The budget bill is now on the desk of Gov. Ralph DLG Torres after the House of Representatives adopted yesterday afternoon the final “product” of the bicameral conference committee that worked out a $144.84-million budget for CNMI government operations for fiscal year 2022.
Combining the general fund and the $175 million allocated to the CNMI in the American Rescue Plan Act, the CNMI government will have at its disposal a total of $278,384,323 for government operations in the new fiscal year.
All 17 representatives present voted “yes” to adopt the conference committee’s report during a regular session at the House chamber. Reps. Joseph Flores (Ind-Saipan) and Richard T. Lizama (D-Saipan) were absent.
Soon after House Speaker Edmund S. Villagomez (Ind-Saipan) declared the passage of budget legislation, he asked the chamber, “Did I hear a clap?”, prompting claps and cheers from representatives and some House staff.
The House entertained only the budget bill at the session because of yesterday’s tropical depression.
The full Senate adopted the conference committee’s report and passed the budget bill last Tuesday.
The budget bill is House Bill 22-72, in the form of HD3, SD1, Conference Committee Substitute 1.
After Villagomez signed the budget bill, House’s sergeant-at-arms Pedro Towai immediately transmitted a copy of the bill to the Governor’s Office yesterday at 2:34pm. Amelia Shai, the special assistant for programs and legislative review, received the copy of the bill. Shai was the only person at the Governor’s Office at the time as government offices had been closed down starting at noon yesterday due to the bad weather.
Torres has to sign the bill before the fiscal year ends on Sept. 30, 2021. Without a budget bill for the new fiscal year, the CNMI government will be forced to have a partial shutdown.
In a later interview, Villagomez said he is happy with the smooth conference committee meeting, which took only a little over two hours and led to the quick passage of the budget bill yesterday.
Villagomez said the conferees compromised and reached an agreement. “That’s pretty smooth. As a matter of fact, some of the constituents were thinking they [conferees] we’re still meeting,” he said.
Villagomez said the goal of the conference committee meeting was to meet for just two to three days at the most, and they did it in less than three hours. “So that’s what I call smooth,” he said.
Ideally, the governor should be granted 20 days to sign an appropriations bill, Villagomez said, but this bill will still give him eight days to review it.
Villagomez said they did try to meet the 20-day target but the House and Senate each had their own goals in terms of how they want this budget to work out.
“If anything, at least he has eight days and not three hours.

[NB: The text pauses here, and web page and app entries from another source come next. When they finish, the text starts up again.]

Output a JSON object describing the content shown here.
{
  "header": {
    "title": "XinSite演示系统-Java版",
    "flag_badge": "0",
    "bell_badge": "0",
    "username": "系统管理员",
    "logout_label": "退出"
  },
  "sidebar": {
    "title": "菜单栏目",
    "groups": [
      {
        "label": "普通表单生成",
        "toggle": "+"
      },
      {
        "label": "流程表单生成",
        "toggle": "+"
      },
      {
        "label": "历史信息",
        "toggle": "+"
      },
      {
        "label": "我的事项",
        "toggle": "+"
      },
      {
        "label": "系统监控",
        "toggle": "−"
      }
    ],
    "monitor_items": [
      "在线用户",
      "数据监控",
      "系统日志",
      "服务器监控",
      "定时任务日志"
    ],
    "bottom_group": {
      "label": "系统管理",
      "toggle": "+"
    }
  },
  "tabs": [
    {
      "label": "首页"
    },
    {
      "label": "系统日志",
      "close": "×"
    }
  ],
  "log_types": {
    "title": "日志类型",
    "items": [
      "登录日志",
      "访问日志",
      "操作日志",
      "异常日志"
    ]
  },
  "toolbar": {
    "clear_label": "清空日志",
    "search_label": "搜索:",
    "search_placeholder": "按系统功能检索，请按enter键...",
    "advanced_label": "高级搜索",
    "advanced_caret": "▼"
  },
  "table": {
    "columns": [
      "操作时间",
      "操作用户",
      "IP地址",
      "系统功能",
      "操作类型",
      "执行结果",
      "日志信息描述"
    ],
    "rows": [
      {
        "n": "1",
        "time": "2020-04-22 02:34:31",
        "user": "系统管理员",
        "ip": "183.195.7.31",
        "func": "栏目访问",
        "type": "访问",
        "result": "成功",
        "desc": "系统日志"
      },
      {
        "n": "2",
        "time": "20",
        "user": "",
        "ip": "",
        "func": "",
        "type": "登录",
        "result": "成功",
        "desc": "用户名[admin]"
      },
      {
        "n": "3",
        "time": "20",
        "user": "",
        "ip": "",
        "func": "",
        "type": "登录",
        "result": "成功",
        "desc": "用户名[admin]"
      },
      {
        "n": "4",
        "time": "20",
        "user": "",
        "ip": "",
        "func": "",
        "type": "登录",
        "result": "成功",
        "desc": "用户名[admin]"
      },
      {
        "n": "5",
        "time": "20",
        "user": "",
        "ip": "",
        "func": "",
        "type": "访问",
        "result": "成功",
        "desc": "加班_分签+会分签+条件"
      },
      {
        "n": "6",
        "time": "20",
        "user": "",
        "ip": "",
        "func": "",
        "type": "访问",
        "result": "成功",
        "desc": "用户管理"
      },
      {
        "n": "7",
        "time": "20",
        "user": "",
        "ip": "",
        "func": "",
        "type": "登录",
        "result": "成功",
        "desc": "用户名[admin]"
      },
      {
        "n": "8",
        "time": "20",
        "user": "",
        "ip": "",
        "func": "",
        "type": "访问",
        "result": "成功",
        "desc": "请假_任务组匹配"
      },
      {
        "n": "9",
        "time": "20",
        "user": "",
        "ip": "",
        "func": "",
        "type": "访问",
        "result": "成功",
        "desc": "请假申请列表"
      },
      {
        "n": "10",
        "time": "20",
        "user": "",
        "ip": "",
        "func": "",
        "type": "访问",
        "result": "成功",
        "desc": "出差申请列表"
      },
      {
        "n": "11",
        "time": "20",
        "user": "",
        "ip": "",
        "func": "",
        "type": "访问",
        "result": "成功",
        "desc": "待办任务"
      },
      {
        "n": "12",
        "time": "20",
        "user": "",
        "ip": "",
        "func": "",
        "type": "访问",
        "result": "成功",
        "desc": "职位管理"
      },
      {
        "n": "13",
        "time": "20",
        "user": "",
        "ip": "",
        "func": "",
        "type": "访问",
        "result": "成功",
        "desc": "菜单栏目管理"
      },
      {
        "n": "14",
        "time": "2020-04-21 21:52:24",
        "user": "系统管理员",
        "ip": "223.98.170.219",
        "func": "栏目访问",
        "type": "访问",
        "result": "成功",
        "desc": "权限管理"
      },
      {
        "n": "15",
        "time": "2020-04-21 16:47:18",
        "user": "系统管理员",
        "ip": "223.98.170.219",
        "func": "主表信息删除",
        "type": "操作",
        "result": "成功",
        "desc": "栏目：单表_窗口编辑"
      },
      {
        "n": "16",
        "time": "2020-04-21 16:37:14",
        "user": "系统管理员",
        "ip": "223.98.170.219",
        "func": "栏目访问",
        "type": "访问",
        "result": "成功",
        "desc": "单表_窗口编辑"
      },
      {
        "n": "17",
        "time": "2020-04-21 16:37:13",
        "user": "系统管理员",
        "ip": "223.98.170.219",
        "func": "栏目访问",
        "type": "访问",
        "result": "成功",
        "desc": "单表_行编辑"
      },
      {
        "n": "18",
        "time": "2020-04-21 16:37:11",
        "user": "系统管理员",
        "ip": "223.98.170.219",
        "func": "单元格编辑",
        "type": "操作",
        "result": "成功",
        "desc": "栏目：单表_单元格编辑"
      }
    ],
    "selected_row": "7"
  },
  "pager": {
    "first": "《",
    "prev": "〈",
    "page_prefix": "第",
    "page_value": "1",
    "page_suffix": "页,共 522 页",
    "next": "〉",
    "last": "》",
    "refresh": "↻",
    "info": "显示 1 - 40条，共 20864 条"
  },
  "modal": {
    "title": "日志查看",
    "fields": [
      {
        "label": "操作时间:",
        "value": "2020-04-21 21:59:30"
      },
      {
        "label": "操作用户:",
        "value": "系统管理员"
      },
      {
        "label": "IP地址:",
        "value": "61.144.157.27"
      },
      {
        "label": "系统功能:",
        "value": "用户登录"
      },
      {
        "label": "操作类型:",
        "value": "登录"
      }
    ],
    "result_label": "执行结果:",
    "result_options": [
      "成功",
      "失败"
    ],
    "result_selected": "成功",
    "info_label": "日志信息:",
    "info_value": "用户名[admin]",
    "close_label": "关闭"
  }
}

I am happy with how it turned out,” he said.
Villagomez said things can always come up better but there were circumstances that came out, like the administration had to resubmit a revised budget last July 1. “So we had to work from there and also scheduling and on all those things,” he added.
Rep. Donald M. Manglona (Ind-Rota), who chairs the House Ways and Means Committee and was the chairperson of the House’s conference committee, thanked the conferees from both the House and Senate, the legal counsels, and all those who played a role in the planning and preparation for the passage of the conference committee’s report.
Manglona said the report addresses the concerns of the House and the Senate’s version of the budget. “We took all amendments into consideration and, in the end, we adopted changes that we were all satisfied,” he said.
He pointed out the work that the committee has done to ensure that there is still accountability and transparency of the way these funds will be spent.
“We included provisions that require quarterly reporting. We emphasize overtime payment, and that those are only restricted to those who are eligible to receive,” he said.
Manglona said they supported the Senate with providing additional funds to the Public School System for textbooks, among other things.
Most importantly, Manglona said, any changes made to the governor’s spending plan for the American Rescue Plan Act funds will require a joint resolution by both House and the Senate.